**ACTION ITEM:** In the listing below, find each line with the string "개시결정통지서" and return it.

**SUPPLIED MATERIAL:**

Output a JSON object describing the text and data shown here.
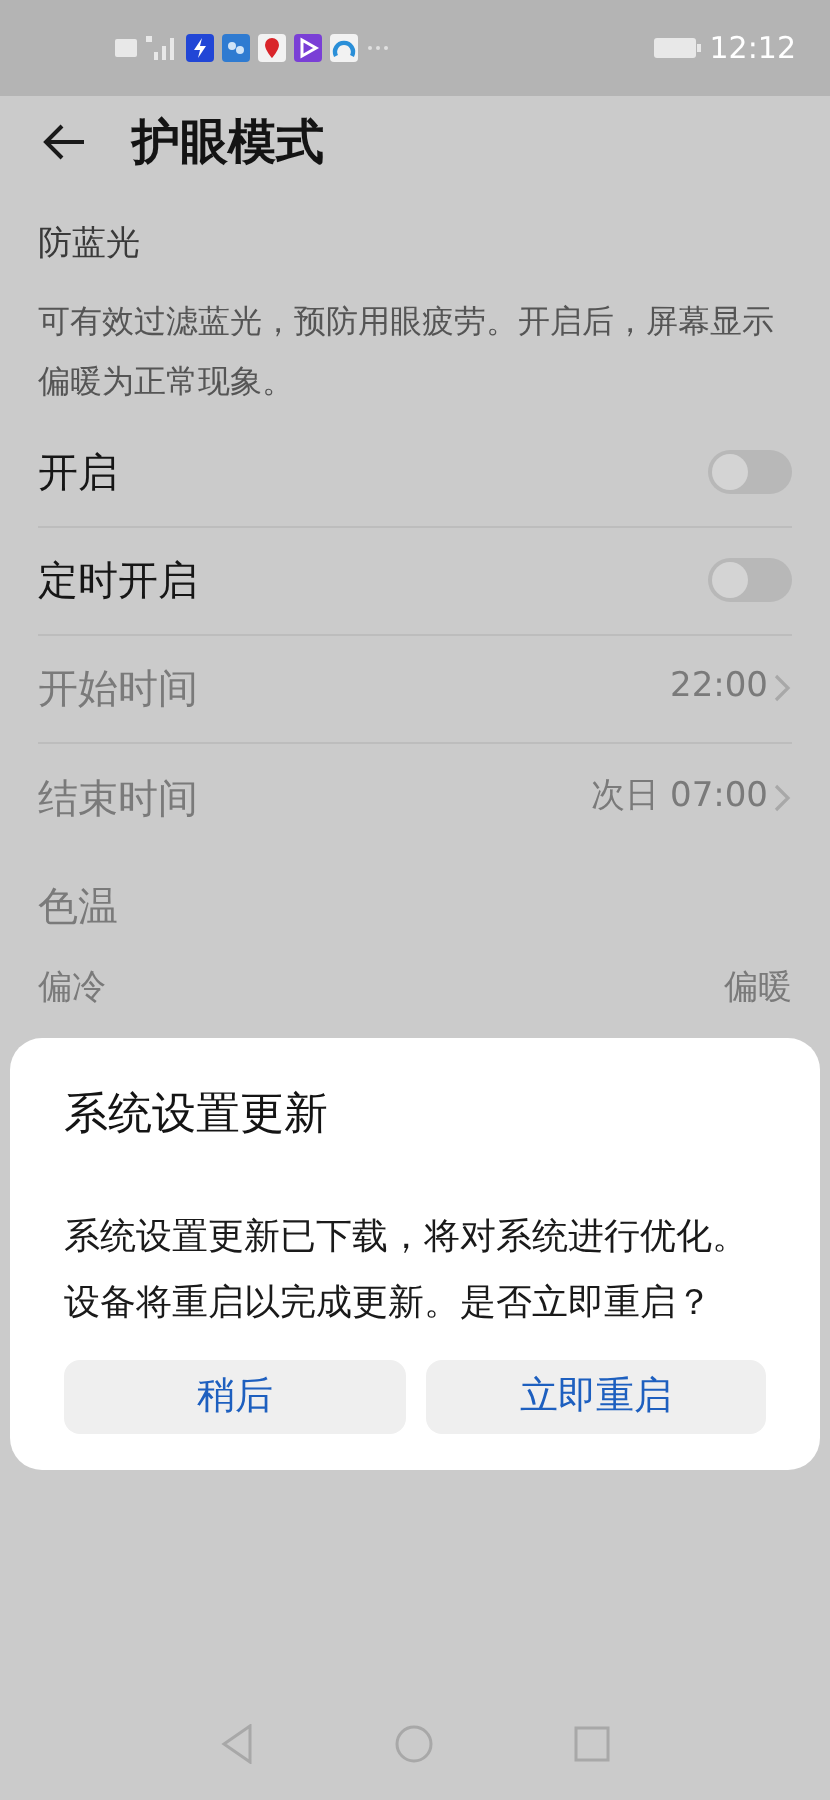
{
  "status_bar": {
    "time": "12:12"
  },
  "header": {
    "title": "护眼模式"
  },
  "section": {
    "title": "防蓝光",
    "description": "可有效过滤蓝光，预防用眼疲劳。开启后，屏幕显示偏暖为正常现象。"
  },
  "rows": [
    {
      "kind": "toggle",
      "label": "开启",
      "on": false,
      "disabled": false
    },
    {
      "kind": "toggle",
      "label": "定时开启",
      "on": false,
      "disabled": false
    },
    {
      "kind": "value",
      "label": "开始时间",
      "value": "22:00",
      "disabled": true
    },
    {
      "kind": "value",
      "label": "结束时间",
      "value": "次日 07:00",
      "disabled": true
    },
    {
      "kind": "label",
      "label": "色温",
      "disabled": true
    }
  ],
  "temperature": {
    "min_label": "偏冷",
    "max_label": "偏暖"
  },
  "dialog": {
    "title": "系统设置更新",
    "message": "系统设置更新已下载，将对系统进行优化。设备将重启以完成更新。是否立即重启？",
    "buttons": [
      "稍后",
      "立即重启"
    ]
  }
}
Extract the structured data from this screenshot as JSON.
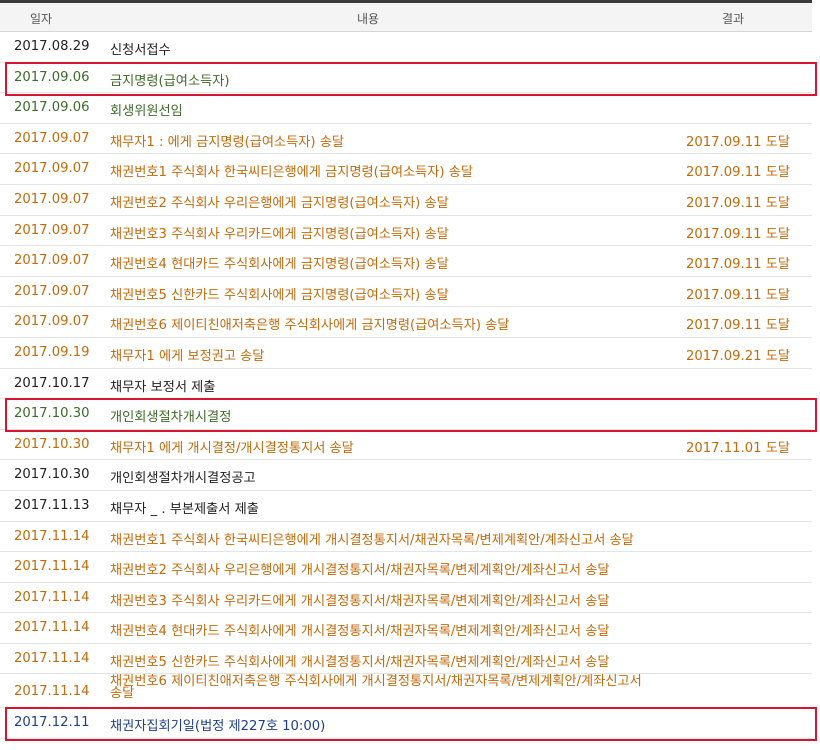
{
  "header": {
    "date": "일자",
    "content": "내용",
    "result": "결과"
  },
  "colors": {
    "black": "#222222",
    "green": "#3d6b2a",
    "orange": "#c26a0c",
    "blue": "#1f3f88",
    "highlight": "#d9142e"
  },
  "rows": [
    {
      "date": "2017.08.29",
      "content": "신청서접수",
      "result": "",
      "color": "black"
    },
    {
      "date": "2017.09.06",
      "content": "금지명령(급여소득자)",
      "result": "",
      "color": "green",
      "highlighted": true
    },
    {
      "date": "2017.09.06",
      "content": "회생위원선임",
      "result": "",
      "color": "green"
    },
    {
      "date": "2017.09.07",
      "content": "채무자1 :        에게 금지명령(급여소득자) 송달",
      "result": "2017.09.11 도달",
      "color": "orange"
    },
    {
      "date": "2017.09.07",
      "content": "채권번호1 주식회사 한국씨티은행에게 금지명령(급여소득자) 송달",
      "result": "2017.09.11 도달",
      "color": "orange"
    },
    {
      "date": "2017.09.07",
      "content": "채권번호2 주식회사 우리은행에게 금지명령(급여소득자) 송달",
      "result": "2017.09.11 도달",
      "color": "orange"
    },
    {
      "date": "2017.09.07",
      "content": "채권번호3 주식회사 우리카드에게 금지명령(급여소득자) 송달",
      "result": "2017.09.11 도달",
      "color": "orange"
    },
    {
      "date": "2017.09.07",
      "content": "채권번호4 현대카드 주식회사에게 금지명령(급여소득자) 송달",
      "result": "2017.09.11 도달",
      "color": "orange"
    },
    {
      "date": "2017.09.07",
      "content": "채권번호5 신한카드 주식회사에게 금지명령(급여소득자) 송달",
      "result": "2017.09.11 도달",
      "color": "orange"
    },
    {
      "date": "2017.09.07",
      "content": "채권번호6 제이티친애저축은행 주식회사에게 금지명령(급여소득자) 송달",
      "result": "2017.09.11 도달",
      "color": "orange"
    },
    {
      "date": "2017.09.19",
      "content": "채무자1          에게 보정권고 송달",
      "result": "2017.09.21 도달",
      "color": "orange"
    },
    {
      "date": "2017.10.17",
      "content": "채무자           보정서 제출",
      "result": "",
      "color": "black"
    },
    {
      "date": "2017.10.30",
      "content": "개인회생절차개시결정",
      "result": "",
      "color": "green",
      "highlighted": true
    },
    {
      "date": "2017.10.30",
      "content": "채무자1          에게 개시결정/개시결정통지서 송달",
      "result": "2017.11.01 도달",
      "color": "orange"
    },
    {
      "date": "2017.10.30",
      "content": "개인회생절차개시결정공고",
      "result": "",
      "color": "black"
    },
    {
      "date": "2017.11.13",
      "content": "채무자  _     .  부본제출서 제출",
      "result": "",
      "color": "black"
    },
    {
      "date": "2017.11.14",
      "content": "채권번호1 주식회사 한국씨티은행에게 개시결정통지서/채권자목록/변제계획안/계좌신고서 송달",
      "result": "",
      "color": "orange"
    },
    {
      "date": "2017.11.14",
      "content": "채권번호2 주식회사 우리은행에게 개시결정통지서/채권자목록/변제계획안/계좌신고서 송달",
      "result": "",
      "color": "orange"
    },
    {
      "date": "2017.11.14",
      "content": "채권번호3 주식회사 우리카드에게 개시결정통지서/채권자목록/변제계획안/계좌신고서 송달",
      "result": "",
      "color": "orange"
    },
    {
      "date": "2017.11.14",
      "content": "채권번호4 현대카드 주식회사에게 개시결정통지서/채권자목록/변제계획안/계좌신고서 송달",
      "result": "",
      "color": "orange"
    },
    {
      "date": "2017.11.14",
      "content": "채권번호5 신한카드 주식회사에게 개시결정통지서/채권자목록/변제계획안/계좌신고서 송달",
      "result": "",
      "color": "orange"
    },
    {
      "date": "2017.11.14",
      "content": "채권번호6 제이티친애저축은행 주식회사에게 개시결정통지서/채권자목록/변제계획안/계좌신고서 송달",
      "result": "",
      "color": "orange",
      "tall": true
    },
    {
      "date": "2017.12.11",
      "content": "채권자집회기일(법정 제227호 10:00)",
      "result": "",
      "color": "blue",
      "highlighted": true
    }
  ]
}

**RESULT FOR THIS EXERCISE:**
      "content": "채무자1          에게 개시결정/개시결정통지서 송달",
      "content": "채권번호1 주식회사 한국씨티은행에게 개시결정통지서/채권자목록/변제계획안/계좌신고서 송달",
      "content": "채권번호2 주식회사 우리은행에게 개시결정통지서/채권자목록/변제계획안/계좌신고서 송달",
      "content": "채권번호3 주식회사 우리카드에게 개시결정통지서/채권자목록/변제계획안/계좌신고서 송달",
      "content": "채권번호4 현대카드 주식회사에게 개시결정통지서/채권자목록/변제계획안/계좌신고서 송달",
      "content": "채권번호5 신한카드 주식회사에게 개시결정통지서/채권자목록/변제계획안/계좌신고서 송달",
      "content": "채권번호6 제이티친애저축은행 주식회사에게 개시결정통지서/채권자목록/변제계획안/계좌신고서 송달",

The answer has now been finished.